Jansen VanderMeulen '19
In the semifinal of the 2018 Lile Moot Court competition, two teams of 2Ls advanced to the final round, to be held in the fall. Kendall Burchard and Scott Harmon, arguing for the appellant Matthew Christman, prevailed over Brian Miller and Sarah Crandall, who argued for the fictional appellee, the County of Mennaker. In the other bracket, Katharine Collins and Chris Macomber, arguing for the appellee, defeated David Goldman and Amanda Lineberry, who argued on behalf of Mr. Christman.
All four teams of competitors argued in front of a panel composed of three federal judges: Judge Carol Bagley Amon ’71 of the U.S. District Court for the Eastern District of New York; Chief Judge Michael F. Urbanski ’81 of the U.S. District Court for the Western District of Virginia; and Judge Paula Xinis of the U.S. District Court for the District of Maryland, a 1991 graduate of the University of Virginia. By all accounts, the judges maintained a "hot bench," peppering the litigants with heated questions throughout the argument.
This year’s semifinal problem centered around a fictional man, Matthew Christman, fired from his job with Mennaker County. Christman alleges he was fired because he identifies as a gay man, which he claims falls under Title VII’s prohibition on discrimination on the basis of sex. He further claims that the overtly Christian prayers with which the Mennaker County Board of Commissioners typically begins its meetings violate the Establishment Clause of the First Amendment to the Constitution.

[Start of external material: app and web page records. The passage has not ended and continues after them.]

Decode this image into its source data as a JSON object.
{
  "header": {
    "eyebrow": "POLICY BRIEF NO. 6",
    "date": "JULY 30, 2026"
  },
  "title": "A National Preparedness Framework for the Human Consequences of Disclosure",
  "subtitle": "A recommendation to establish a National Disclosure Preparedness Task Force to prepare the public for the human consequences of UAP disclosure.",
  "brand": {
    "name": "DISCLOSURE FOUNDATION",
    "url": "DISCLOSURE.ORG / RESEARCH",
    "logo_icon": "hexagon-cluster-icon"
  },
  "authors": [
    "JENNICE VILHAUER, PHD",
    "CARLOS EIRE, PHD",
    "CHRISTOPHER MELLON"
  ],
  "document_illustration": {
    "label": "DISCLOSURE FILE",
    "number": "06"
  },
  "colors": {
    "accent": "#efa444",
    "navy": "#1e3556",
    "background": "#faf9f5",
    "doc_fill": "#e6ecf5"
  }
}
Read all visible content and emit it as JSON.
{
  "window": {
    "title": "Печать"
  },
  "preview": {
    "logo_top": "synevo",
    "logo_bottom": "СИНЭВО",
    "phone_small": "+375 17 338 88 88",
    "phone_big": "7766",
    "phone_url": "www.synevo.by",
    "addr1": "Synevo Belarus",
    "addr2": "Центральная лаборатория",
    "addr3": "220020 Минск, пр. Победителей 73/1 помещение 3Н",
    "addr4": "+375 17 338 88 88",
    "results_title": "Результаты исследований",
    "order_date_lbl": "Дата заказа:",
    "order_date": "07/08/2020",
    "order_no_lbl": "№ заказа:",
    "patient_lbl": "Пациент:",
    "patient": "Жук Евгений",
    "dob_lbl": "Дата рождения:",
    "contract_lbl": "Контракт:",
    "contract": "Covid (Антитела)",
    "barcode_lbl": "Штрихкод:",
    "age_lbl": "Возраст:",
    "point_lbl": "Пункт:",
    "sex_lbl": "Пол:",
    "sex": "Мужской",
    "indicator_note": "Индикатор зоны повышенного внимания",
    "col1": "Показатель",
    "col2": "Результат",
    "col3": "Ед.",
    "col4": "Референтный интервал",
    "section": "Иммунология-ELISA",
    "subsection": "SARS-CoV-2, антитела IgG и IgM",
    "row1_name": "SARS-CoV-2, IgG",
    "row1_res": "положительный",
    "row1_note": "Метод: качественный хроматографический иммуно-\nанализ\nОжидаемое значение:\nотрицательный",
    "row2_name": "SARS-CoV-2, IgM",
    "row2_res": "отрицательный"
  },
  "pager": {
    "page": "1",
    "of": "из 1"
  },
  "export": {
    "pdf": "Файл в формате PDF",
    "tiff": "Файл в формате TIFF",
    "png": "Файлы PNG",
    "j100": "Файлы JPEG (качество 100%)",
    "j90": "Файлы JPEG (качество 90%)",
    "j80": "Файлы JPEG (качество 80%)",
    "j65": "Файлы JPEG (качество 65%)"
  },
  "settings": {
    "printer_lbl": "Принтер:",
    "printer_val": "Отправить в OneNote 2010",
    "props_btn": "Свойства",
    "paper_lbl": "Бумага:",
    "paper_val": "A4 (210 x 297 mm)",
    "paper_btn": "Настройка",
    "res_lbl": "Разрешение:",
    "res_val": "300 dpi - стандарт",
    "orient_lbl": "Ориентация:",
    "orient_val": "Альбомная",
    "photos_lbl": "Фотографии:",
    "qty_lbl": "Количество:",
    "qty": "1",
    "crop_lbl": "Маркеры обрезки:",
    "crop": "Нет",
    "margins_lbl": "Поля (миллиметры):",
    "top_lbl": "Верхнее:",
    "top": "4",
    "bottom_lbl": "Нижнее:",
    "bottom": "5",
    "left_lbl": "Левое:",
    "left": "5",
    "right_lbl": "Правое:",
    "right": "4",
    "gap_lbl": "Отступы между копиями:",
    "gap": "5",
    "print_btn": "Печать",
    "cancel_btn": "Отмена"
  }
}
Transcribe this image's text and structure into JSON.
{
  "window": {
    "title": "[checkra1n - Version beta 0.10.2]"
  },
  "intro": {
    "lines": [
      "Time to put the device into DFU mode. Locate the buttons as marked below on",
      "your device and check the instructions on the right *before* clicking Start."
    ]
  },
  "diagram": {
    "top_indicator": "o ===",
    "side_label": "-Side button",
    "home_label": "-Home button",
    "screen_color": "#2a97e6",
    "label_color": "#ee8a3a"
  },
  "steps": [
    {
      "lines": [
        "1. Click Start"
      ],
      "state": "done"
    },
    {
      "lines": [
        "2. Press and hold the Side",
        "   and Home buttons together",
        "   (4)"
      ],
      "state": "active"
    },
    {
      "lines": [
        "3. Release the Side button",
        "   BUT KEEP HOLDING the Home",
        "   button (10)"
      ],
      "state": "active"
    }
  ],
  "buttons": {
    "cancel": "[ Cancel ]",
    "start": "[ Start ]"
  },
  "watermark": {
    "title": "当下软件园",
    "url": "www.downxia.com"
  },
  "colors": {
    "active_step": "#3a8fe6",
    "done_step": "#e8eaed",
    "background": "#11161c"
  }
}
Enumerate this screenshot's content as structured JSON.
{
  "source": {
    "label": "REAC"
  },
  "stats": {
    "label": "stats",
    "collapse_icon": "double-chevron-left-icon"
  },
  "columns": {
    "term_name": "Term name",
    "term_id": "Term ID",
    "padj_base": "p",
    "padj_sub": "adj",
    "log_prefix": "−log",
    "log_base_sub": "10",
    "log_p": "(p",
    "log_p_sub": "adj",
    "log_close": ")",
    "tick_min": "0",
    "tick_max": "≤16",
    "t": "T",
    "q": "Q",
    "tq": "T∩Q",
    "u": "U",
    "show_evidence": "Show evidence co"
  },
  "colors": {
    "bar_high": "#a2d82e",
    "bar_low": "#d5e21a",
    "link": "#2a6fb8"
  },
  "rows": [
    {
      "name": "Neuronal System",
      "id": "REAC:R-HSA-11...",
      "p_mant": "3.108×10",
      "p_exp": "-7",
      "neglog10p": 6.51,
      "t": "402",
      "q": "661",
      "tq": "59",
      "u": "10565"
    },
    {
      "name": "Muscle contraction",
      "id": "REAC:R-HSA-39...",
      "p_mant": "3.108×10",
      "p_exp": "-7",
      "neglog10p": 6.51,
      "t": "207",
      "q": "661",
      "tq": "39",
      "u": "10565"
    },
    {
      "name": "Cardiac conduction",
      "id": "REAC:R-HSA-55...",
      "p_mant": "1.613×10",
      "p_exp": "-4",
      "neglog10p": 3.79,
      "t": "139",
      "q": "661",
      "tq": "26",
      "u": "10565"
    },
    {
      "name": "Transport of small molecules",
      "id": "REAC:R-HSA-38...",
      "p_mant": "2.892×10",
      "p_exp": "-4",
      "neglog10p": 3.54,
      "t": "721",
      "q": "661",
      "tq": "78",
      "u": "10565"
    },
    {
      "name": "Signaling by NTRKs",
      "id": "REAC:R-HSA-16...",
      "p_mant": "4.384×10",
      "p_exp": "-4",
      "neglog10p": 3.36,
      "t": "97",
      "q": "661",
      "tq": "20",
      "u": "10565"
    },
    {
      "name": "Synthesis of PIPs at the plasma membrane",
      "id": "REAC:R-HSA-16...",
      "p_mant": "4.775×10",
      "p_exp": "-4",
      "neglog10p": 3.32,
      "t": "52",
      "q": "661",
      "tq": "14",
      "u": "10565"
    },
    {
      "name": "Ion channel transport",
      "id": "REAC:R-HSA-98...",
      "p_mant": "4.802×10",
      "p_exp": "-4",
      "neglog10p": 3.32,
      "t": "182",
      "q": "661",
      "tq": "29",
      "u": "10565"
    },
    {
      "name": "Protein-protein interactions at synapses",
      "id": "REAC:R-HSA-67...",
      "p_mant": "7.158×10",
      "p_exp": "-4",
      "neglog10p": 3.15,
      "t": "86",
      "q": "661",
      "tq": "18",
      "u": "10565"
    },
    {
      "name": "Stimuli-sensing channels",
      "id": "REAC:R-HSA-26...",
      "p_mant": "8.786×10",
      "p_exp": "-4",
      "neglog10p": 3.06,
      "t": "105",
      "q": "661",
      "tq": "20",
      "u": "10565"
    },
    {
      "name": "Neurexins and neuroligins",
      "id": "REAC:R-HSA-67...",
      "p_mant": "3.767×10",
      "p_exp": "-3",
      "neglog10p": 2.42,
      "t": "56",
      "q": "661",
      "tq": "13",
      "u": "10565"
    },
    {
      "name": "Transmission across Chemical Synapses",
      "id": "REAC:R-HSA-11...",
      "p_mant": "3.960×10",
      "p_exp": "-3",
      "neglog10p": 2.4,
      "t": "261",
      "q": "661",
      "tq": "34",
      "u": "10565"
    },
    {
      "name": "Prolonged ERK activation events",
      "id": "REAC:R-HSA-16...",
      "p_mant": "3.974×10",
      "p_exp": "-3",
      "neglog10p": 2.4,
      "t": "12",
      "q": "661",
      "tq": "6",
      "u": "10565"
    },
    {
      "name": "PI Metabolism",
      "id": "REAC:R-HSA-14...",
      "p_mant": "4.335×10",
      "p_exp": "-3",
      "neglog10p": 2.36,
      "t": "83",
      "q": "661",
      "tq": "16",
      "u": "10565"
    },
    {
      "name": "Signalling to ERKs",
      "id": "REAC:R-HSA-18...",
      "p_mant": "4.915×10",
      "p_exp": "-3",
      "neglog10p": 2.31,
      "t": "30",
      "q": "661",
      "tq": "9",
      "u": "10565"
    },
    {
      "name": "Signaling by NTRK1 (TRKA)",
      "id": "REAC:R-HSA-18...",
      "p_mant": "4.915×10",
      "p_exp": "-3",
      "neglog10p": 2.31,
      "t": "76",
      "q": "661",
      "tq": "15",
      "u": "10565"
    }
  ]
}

2L Jenny Lamberth witnessed the arguments between both sets of teams. "I was really impressed with all the arguments," Lamberth said. "The judges were tough, but the litigants were well prepared and did a really good job holding their own,"
Burchard and Harmon will face off against Collins and Macomber this fall in front of another panel of distinguished jurists. The finalists will argue a new problem, to be written by members of the Lile Moot Court Board. Rumor has it the Law School is seeking a Justice of the United States Supreme Court to preside over the final round, which would help to explain this year's competition's accelerated timeframe. The Virginia Law Weekly wishes the remaining participants the best of luck in earning a place of fame on the Slaughter plaque wall.
 And not the fun sort, like the one located Page 5 of this paper.
 As my great aunt always used to say, "It's not vanity if your name's gonna be next to Ted Kennedy's."